In 1915 European mathematical physicists were excited. Albert Einstein had launched into the arena of physics a new theory, general relativity, which explained what gravity was: a deformation of space due to the presence of objects with mass. For theorists, Einstein’s equations were beautiful and quite a challenge, since they had to be solved for different physical situations. That same year the Austrian Karl Schwarzschild, from the Russian front –we were in World War I-, **obtained the solutions for a very massive non-rotating object: he had just discovered the theoretical existence of a black hole** .

But everyone knew that celestial objects rotate on their axis. How to introduce this fact in the equations? It was Einstein, with the invaluable help of his friends Marcel Grossmann and Michele Besso, who was the first to introduce rotation into his theory. Two years later, in 1917, the Austrian **Hans Thirring** started a notebook entitled “ *Wirkung rotierender Massen* ”, the effect of rotating masses. It was a purely theoretical work in the framework of general relativity; To look for possible astronomical applications, he spoke with Josef Lense. Among his conclusions is what is now known as the Thirring-Lense effect, although the key he needed to progress in his work was given to him by Einstein himself in a letter dated August 2, 1917: perhaps it would be more appropriate to add the name of German genius to this effect.

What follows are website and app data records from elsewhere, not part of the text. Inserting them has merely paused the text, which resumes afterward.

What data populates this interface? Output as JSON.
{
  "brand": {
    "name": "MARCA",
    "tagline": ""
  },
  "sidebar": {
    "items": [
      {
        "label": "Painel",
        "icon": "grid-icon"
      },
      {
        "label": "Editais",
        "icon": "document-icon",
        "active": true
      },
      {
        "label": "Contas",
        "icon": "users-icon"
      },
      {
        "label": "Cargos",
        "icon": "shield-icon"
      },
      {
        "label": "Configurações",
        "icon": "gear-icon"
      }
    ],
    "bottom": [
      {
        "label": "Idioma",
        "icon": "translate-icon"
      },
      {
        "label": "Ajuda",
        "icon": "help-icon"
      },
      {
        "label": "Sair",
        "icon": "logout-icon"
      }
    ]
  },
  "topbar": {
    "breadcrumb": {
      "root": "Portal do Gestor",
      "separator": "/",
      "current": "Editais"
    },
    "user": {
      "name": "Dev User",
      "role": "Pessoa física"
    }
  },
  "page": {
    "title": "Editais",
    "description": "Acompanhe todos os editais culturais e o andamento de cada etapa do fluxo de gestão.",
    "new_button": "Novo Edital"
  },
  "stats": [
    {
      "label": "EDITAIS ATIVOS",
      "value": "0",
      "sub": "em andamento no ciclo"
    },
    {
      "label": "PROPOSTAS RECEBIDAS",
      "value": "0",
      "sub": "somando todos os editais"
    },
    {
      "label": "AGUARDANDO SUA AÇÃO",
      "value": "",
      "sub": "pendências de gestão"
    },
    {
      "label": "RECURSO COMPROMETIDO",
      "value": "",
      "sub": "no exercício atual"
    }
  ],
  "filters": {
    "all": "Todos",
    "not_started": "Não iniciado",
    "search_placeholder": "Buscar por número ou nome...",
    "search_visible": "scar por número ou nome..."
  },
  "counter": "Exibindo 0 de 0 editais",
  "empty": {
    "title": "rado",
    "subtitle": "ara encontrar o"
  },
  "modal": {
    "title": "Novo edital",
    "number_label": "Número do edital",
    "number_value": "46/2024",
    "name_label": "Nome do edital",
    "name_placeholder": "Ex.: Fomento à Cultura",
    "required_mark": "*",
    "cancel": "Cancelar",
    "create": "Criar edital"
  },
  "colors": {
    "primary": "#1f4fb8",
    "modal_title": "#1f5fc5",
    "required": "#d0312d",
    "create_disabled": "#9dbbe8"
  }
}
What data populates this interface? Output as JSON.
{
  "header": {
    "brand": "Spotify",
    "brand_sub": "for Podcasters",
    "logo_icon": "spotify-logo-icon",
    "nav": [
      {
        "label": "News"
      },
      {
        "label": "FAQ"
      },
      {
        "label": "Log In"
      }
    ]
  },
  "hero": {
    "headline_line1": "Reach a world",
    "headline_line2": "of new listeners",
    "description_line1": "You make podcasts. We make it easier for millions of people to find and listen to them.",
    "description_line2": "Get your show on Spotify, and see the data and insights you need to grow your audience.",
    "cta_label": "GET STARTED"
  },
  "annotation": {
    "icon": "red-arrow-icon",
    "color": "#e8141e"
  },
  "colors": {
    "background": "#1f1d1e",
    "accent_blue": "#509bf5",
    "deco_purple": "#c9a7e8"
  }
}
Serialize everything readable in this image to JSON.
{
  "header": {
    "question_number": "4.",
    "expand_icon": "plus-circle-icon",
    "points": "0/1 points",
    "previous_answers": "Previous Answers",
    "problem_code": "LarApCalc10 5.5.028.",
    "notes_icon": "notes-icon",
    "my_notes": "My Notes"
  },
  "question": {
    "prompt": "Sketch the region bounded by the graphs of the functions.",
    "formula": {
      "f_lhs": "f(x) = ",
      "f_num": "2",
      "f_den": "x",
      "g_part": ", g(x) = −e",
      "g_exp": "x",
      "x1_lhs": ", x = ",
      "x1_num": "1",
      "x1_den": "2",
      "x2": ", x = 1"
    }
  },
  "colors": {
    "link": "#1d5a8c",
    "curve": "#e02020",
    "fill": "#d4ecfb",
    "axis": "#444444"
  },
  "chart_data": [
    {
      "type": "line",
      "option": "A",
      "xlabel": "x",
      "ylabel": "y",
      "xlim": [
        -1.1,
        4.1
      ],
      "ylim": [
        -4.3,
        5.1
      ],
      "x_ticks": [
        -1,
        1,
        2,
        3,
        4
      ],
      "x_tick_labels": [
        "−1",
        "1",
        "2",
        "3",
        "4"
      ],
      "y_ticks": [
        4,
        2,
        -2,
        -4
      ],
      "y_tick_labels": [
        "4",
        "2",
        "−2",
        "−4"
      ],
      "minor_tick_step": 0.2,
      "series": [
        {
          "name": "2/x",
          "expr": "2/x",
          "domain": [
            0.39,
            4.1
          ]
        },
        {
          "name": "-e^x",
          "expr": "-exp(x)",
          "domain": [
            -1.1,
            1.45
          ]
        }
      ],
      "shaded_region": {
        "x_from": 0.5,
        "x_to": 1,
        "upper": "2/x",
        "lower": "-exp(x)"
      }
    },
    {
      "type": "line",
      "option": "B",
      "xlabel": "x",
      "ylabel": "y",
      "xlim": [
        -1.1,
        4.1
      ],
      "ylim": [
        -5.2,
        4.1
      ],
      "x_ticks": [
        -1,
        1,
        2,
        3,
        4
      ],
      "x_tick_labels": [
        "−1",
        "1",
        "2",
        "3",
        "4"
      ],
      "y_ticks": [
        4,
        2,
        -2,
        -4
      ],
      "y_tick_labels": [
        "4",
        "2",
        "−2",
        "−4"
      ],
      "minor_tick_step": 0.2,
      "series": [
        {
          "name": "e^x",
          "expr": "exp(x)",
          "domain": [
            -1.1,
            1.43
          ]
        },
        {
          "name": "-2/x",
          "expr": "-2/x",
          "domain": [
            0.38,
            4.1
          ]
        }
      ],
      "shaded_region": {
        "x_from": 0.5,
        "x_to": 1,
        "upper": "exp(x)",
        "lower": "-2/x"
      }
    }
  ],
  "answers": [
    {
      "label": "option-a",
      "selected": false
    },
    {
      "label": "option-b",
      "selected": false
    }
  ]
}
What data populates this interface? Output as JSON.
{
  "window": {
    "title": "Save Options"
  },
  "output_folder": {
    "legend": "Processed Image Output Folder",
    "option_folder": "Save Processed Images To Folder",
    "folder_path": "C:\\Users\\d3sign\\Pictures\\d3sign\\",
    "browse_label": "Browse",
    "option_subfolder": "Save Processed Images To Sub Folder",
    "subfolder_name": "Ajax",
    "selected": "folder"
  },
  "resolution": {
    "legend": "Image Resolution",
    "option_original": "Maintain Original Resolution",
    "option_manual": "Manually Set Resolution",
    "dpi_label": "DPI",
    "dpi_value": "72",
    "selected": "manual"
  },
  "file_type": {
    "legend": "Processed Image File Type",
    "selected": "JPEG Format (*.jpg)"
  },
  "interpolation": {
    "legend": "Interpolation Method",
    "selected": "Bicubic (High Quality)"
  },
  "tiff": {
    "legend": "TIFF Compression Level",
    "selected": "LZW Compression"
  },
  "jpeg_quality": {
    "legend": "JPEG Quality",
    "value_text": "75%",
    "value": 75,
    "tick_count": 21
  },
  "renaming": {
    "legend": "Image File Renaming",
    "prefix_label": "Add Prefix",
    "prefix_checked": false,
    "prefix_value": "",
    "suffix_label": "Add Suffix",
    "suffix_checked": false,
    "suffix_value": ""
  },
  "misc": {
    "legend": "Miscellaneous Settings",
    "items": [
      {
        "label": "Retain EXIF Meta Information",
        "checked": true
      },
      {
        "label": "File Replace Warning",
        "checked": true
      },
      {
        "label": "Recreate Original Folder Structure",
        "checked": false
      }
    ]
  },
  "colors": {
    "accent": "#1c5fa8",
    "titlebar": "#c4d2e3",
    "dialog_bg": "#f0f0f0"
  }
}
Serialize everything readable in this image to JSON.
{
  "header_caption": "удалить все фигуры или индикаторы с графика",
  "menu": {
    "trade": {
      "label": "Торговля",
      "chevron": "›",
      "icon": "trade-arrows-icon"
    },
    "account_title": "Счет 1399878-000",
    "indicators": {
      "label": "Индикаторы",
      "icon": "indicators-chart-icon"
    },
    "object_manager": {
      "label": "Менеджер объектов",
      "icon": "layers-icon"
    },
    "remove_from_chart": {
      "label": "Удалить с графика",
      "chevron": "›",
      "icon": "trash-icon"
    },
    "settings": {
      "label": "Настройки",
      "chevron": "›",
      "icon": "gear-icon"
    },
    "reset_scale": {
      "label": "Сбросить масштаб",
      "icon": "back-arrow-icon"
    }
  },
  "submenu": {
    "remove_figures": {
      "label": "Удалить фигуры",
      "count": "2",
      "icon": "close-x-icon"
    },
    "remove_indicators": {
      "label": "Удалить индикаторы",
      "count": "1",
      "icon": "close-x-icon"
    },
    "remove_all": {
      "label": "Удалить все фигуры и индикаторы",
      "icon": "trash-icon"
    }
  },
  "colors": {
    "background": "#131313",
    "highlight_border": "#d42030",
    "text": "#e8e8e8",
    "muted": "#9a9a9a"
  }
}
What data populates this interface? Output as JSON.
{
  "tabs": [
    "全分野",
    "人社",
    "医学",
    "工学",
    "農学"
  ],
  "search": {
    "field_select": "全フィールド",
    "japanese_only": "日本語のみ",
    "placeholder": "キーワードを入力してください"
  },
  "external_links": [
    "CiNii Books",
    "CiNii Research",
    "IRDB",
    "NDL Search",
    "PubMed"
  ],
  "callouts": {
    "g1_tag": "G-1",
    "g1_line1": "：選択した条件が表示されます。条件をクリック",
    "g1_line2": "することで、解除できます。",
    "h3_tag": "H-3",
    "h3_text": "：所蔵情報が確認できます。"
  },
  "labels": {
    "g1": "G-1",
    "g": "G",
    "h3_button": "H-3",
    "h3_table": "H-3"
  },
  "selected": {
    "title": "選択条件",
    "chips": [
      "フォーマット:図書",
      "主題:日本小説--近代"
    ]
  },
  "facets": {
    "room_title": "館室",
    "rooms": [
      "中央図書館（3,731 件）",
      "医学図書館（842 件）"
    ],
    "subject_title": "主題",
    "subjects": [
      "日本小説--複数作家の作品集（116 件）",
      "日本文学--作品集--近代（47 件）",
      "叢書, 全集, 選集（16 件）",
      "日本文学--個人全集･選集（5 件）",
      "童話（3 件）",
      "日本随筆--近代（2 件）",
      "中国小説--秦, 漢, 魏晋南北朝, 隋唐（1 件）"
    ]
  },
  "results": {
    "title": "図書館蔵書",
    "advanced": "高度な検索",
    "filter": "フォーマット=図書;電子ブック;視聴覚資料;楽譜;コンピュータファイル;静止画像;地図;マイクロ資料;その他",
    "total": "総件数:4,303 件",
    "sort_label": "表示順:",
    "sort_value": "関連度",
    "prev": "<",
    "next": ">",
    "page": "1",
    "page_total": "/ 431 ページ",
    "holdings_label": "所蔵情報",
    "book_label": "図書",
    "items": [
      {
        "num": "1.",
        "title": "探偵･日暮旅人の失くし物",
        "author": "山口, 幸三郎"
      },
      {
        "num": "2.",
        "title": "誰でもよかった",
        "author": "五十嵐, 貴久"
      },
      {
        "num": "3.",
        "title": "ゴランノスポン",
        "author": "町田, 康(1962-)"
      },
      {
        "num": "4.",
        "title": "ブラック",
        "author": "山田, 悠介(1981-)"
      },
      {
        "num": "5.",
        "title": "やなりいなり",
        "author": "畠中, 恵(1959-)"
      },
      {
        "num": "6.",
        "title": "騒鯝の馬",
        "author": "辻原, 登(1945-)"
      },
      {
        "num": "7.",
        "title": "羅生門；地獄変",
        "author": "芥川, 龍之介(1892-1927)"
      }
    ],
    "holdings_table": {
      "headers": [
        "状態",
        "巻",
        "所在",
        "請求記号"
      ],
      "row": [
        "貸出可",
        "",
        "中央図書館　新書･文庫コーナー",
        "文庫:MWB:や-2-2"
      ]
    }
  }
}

The **Thirring-Lense effect** describes what happens to spacetime near a rotating object. In essence **, what occurs is a drag effect, similar to what happens with the atmosphere of our planet** : the air that surrounds us is carried along with the rotation of the Earth. If this were not the case, if the atmosphere remained static while it rotated, we would notice a wind blowing over our heads that would reach 265 km/h at the Equator. The same thing happens with the fabric of space-time. Planets and stars, when turning, drag with them the area closest to them. In this way, if we were to observe from a distance a clock that rotates with the Sun, we would see that it is ahead of ours. And, in the same way, the speed of light in the direction of rotation is greater than in the opposite.

Since that distant 1917, the Thirring-Lense effect **has not ceased to be a curious theoretical prediction impossible to prove experimentally** . In 1976 Van Patten and Everitt proposed that two satellites equipped with precision gyroscopes orbiting in opposite directions could be used to do this. The measurement requires to be very precise because it is almost undetectable -one twelfth of a millionth of a degree-, and it is also masked by other effects: from non-gravitational ones, such as tensions in the apparatus, vibrations…, to tiny variations in the gravitational field terrestrial because our planet is not a perfect sphere.

In 1998 and then in 2004 a team from the University of Lecce (Italy) led by Ignazio Ciufolini and Erricos C. Pavlis of the US Joint Center for Earth System Technology observed the shifts in the orbits of two geodetic satellites, LAGEOS 1 and LAGEOS 2 using laser ranging. “Our measurements agree 99% with what is predicted by general relativity, with our margin of error being plus or minus 5%,” said Pavlis.

However, not everyone is convinced that they have managed to measure this elusive effect of relativity. Some think that this experiment, which used data from 11 years of observation, was not fine enough. In order to do so **, we would need to have a model of the real Earth’s gravitational field as accurate as one part in a ten-millionth** .

For this, the Italian satellite LARES, *LAser Relativity Satellite* , was launched in 2012. It carries a tungsten sphere with 92 retroreflectors that allow its movement to be followed from Earth with great precision. It is 1,400 kilometers above the surface and its trajectory is monitored by the *International Laser Ranging Service* ‘s network of laser ranging stations spread across the globe. With a diameter of just over 36 centimeters and a weight of 400 kilos, its aim was **to measure the Thirring-Lense effect with an accuracy of 1%** , according to the mission director, the Italian Ciufolini.

But when it was launched, not everyone agreed: many considered it too optimistic a forecast and believed that the accuracy of this method would not give more than 10% because LARES was going to be placed in a much lower orbit than previous LAGEOS. and, therefore, it would be more sensitive to the subtle variations of the gravitational field caused by the rotation of an Earth that is not spherical. Time proved them right… in part. An analysis published in 2016 concluded that after three and a half years the accuracy of the measurements only reached 4%.

To solve the problem, on July 13, 2022, a second satellite called, at the time, LARES 2, was launched, with which it is intended to lower the precision to 0.2%. Now it remains to be seen if they succeed.

**References:**

Ciufolini, I.; Paolozzi A.; Pavlis EC; Ries JC; Koenig R.; Matzner RA; Sindoni G. & Neumayer H. (2009). ” *Towards a One Percent Measurement of Frame Dragging by Spin with Satellite Laser Ranging to LAGEOS, LAGEOS 2 and LARES and GRACE Gravity Models* “. Space Science Reviews. 148 (1–4): 71–104

Paolozzi, A.; Ciufolini I.; Vendittozzi C. (2011). ” *Engineering and scientific aspects of LARES satellite* “. Astronautical Act. 69 (3–4): 127–134